Bipolar is usually medicated to a manageable level. In other words, people with bipolar disorder who are on medication are not "back to normal," rather, they still exhibit some bipolar traits but at a manageable amount. This is completely different from what I was told for years after diagnosis, and it's also different from what people see in the media. People seem to think that a pill will make the person back to who they were before the bipolar disorder. I'm sorry to say, this just isn't true for the vast majority of us.
Bipolar Treatment – Breaking Bipolar
I've had the signs of mental illness in my life since I was a child but didn't receive treatment until I was 19-20; so, why didn't I get treatment for bipolar disorder earlier? This is a question that many people ask themselves, and different people answer it in different ways. One of my major reasons for not getting bipolar treatment sooner involves antipsychiatry.
Sometimes, you can't get to a doctor's appointment because you're just too sick. You might have too much anxiety to leave the house. You might be too depressed to get out of bed. You might be incapacitated by mental illness to the point where you can't get to a doctor's appointment when you need it the absolute most. This is a real barrier to mental health care that some people face. Read on for tips on what to do next.
Going off bipolar medication is a bad idea -- well, it's almost always a bad idea. I know why people want to do it. I would suggest that pretty much everyone on bipolar disorder medication has wanted to go off of it multiple times during treatment. This is completely normal and almost unavoidable. In spite of this strong desire, though, going off bipolar medication is almost always a bad idea.
Medication failure is not bad.
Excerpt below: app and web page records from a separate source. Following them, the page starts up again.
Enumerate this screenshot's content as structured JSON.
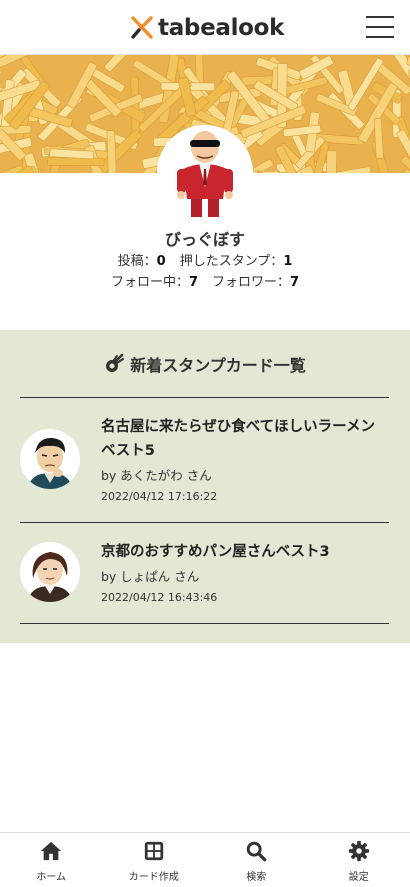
{
  "header": {
    "logo_text": "tabealook",
    "menu_icon": "hamburger-menu-icon"
  },
  "profile": {
    "name": "びっぐぼす",
    "posts_label": "投稿：",
    "posts_value": "0",
    "stamps_label": "押したスタンプ：",
    "stamps_value": "1",
    "following_label": "フォロー中：",
    "following_value": "7",
    "followers_label": "フォロワー：",
    "followers_value": "7"
  },
  "feed": {
    "title": "新着スタンプカード一覧",
    "title_icon": "meteor-icon",
    "cards": [
      {
        "title": "名古屋に来たらぜひ食べてほしいラーメンベスト5",
        "by": "by あくたがわ さん",
        "date": "2022/04/12 17:16:22"
      },
      {
        "title": "京都のおすすめパン屋さんベスト3",
        "by": "by しょぱん さん",
        "date": "2022/04/12 16:43:46"
      }
    ]
  },
  "nav": [
    {
      "label": "ホーム",
      "icon": "home-icon"
    },
    {
      "label": "カード作成",
      "icon": "grid-icon"
    },
    {
      "label": "検索",
      "icon": "search-icon"
    },
    {
      "label": "設定",
      "icon": "gear-icon"
    }
  ],
  "colors": {
    "accent_orange": "#f28c28",
    "feed_background": "#e2e8d4",
    "text_dark": "#222222"
  }
}
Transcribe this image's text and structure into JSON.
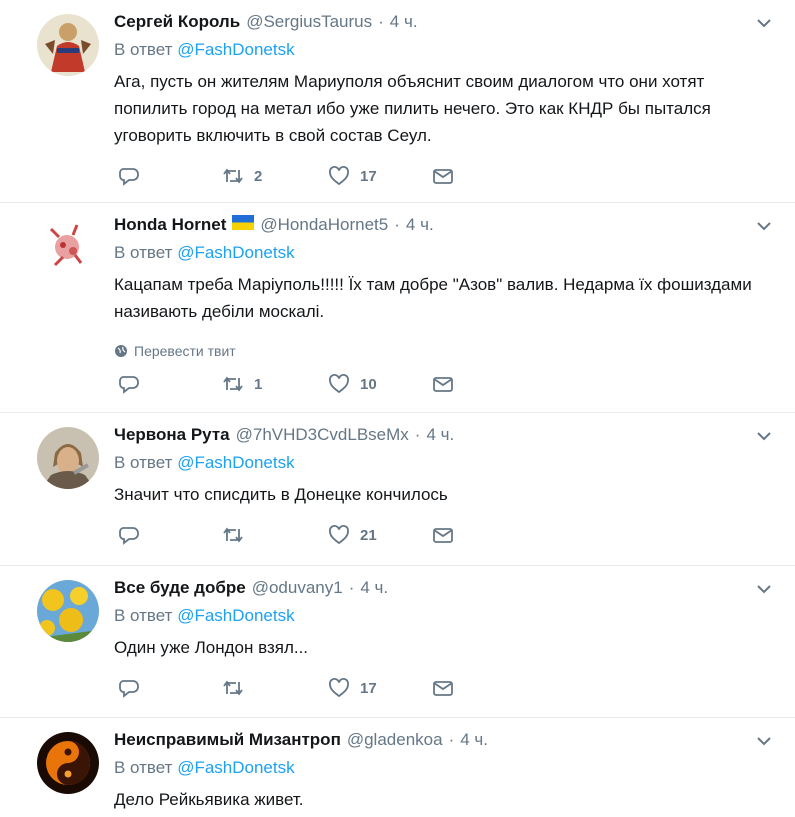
{
  "reply_prefix": "В ответ",
  "tweets": [
    {
      "name": "Сергей Король",
      "handle": "@SergiusTaurus",
      "dot": "·",
      "time": "4 ч.",
      "reply_to": "@FashDonetsk",
      "text": "Ага, пусть он жителям Мариуполя объяснит своим диалогом что они хотят попилить город на метал ибо уже пилить нечего. Это как КНДР бы пытался уговорить включить в свой состав Сеул.",
      "retweets": "2",
      "likes": "17"
    },
    {
      "name": "Honda Hornet",
      "handle": "@HondaHornet5",
      "dot": "·",
      "time": "4 ч.",
      "reply_to": "@FashDonetsk",
      "text": "Кацапам треба Маріуполь!!!!! Їх там добре \"Азов\" валив. Недарма їх фошиздами називають дебіли москалі.",
      "translate": "Перевести твит",
      "retweets": "1",
      "likes": "10"
    },
    {
      "name": "Червона Рута",
      "handle": "@7hVHD3CvdLBseMx",
      "dot": "·",
      "time": "4 ч.",
      "reply_to": "@FashDonetsk",
      "text": "Значит что списдить в Донецке кончилось",
      "retweets": "",
      "likes": "21"
    },
    {
      "name": "Все буде добре",
      "handle": "@oduvany1",
      "dot": "·",
      "time": "4 ч.",
      "reply_to": "@FashDonetsk",
      "text": "Один уже Лондон взял...",
      "retweets": "",
      "likes": "17"
    },
    {
      "name": "Неисправимый Мизантроп",
      "handle": "@gladenkoa",
      "dot": "·",
      "time": "4 ч.",
      "reply_to": "@FashDonetsk",
      "text": "Дело Рейкьявика живет."
    }
  ],
  "colors": {
    "link": "#1da1f2",
    "muted": "#657786",
    "border": "#e6ecf0"
  }
}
Don't get me wrong, I know that it feels really, really bad, but just hear me out on this one: even though it feels terrible, a failing medication is not bad.
Medical consensus in psychiatry is critical. Many people do have many opinions, of course, but understanding psychiatric medical consensus is what makes all the difference. If you have 1000 psychiatrists in a room, after all, you can be guaranteed someone is going to disagree on any subject, but who do you believe, the 999 or the one? And is a medical consensus in psychiatry worth more than the opinion of psychiatric patients?
I recently came across someone who said she was taking bipolar medications to please others and not because she wanted to, herself. She vowed to get off of them and never take a pill to make other people happy again. If this is the case, if she really is taking bipolar medication to please others, I would suggest that's a problem but I think it's important to think carefully about it before actually deciding to reduce or get off of medications. Are you really taking bipolar medication only to make others happy? The ramifications are big so it's important to be sure.
It's normal to want to give up on treatment for bipolar disorder if treatment keeps failing. Believe me, I get this. I've been there. It's understandable. Failure after failure after failure is really hard to deal with and it's tempting to want to give up. But should one really give up on bipolar disorder treatment ever?
You have to consider the risk vs the reward in the treatment of mental illness. Well, actually, you have to consider the risk vs the reward in many things but it's particularly critical when you're talking about the treatment of an illness. This is because nothing comes for free. No medication (or alternative treatment, for that matter) comes without side effects. You have to be aware of this going in so you can make a good decision. You have to understand risk vs reward in the treatment of mental illness.
Medication noncompliance in bipolar disorder is generally considered a bad thing -- and it generally is -- but can medication noncompliance ever be a good thing? I would say so, in very limited situations. Read on to see why medication noncompliance in bipolar disorder can occasionally be a good thing.